Thou art that vase.
The Voice of the Silence
What is it the aspirant of Yoga Vidya strives after if not to gain Mukti by transferring himself gradually from the grosser to the next more ethereal body, until all the veils of Maya being successively removed, his Atma becomes one withParamatma? Does he suppose that this grand result can be achieved by a two or four hours” contemplation? For the remaining twenty or twenty-two hours that the devotee does not shut himself up in his room for meditation – is the process of the emission of atoms and their replacement by others stopped? If not, then how does he mean to attract all this time – only those suited to his end? From the above remarks it is evident that just as the physical body requires incessant attention to prevent the entrance of a disease, so also the inner man requires an unremitting watch, so that no conscious or unconscious thought may attract atoms unsuited to its progress. This is the real meaning of contemplation. The prime factor in the guidance of the thought is WILL.
Hermes, April 1985
Are you tired of the daily grind? Do you wonder what it would feel like to be your own boss, set your own schedule, and be in complete control of your future?
If so – you’re not alone.
Job dissatisfaction is a common issue these days. Just last year a report published by The Conference Board stated that more than half of all Americans report dissatisfaction with their jobs. With a challenging job market, more and more people stay stuck in careers that leave them feeling drained and unhappy, rather than pursuing a new life that nourishes them.
It’s ok to want change and to look for a better life.
For me, once I dared to dream that I could have a different life – In 1999, under the light of a Yule Super Moon, I launched my own Reiki practice and healing school. I soon had paying clients and students supplementing my income as an attorney … and, little by little I gained the confidence to fully transition away from my soul-crushing day job in the Law.
But how do you know it’s the right time to change?
Here are three little questions to consider that can make a huge impact …
1. How will you feel in five years if you’re still doing exactly what you’re doing now?
2. If you could paint a picture of a healthier, happier you – what would that look like?
3. What are three things you can do right now to get you closer to that new you?
Change begins with choice.

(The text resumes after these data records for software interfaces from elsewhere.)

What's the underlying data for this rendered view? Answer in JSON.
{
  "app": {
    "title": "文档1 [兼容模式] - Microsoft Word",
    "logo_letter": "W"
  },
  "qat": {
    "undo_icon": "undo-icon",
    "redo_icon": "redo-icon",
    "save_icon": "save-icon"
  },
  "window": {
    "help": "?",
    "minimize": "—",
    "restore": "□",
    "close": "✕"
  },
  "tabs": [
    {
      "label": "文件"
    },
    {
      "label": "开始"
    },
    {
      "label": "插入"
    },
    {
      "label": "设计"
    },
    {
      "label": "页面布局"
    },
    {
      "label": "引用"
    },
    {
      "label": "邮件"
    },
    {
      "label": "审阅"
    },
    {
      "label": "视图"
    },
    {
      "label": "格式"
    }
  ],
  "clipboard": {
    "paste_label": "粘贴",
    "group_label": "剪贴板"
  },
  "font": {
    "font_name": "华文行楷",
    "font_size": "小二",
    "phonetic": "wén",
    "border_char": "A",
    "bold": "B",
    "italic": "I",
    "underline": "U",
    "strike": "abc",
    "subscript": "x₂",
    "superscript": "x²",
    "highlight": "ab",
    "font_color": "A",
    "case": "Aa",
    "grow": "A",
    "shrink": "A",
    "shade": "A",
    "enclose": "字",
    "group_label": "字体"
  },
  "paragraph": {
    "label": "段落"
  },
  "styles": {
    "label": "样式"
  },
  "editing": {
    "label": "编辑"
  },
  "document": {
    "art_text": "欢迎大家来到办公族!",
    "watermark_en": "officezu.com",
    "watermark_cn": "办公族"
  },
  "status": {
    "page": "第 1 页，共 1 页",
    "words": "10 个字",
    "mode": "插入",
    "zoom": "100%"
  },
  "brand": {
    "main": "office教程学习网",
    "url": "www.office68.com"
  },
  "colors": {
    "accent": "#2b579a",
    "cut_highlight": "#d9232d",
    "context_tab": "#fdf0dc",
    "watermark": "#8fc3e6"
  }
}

If you feel inspired or excited by that vision of a new future – I encourage you to get support, ask questions, and allow yourself to make an educated and informed decision that’s right for you.
Me ke aloha pumahana oukou … Lana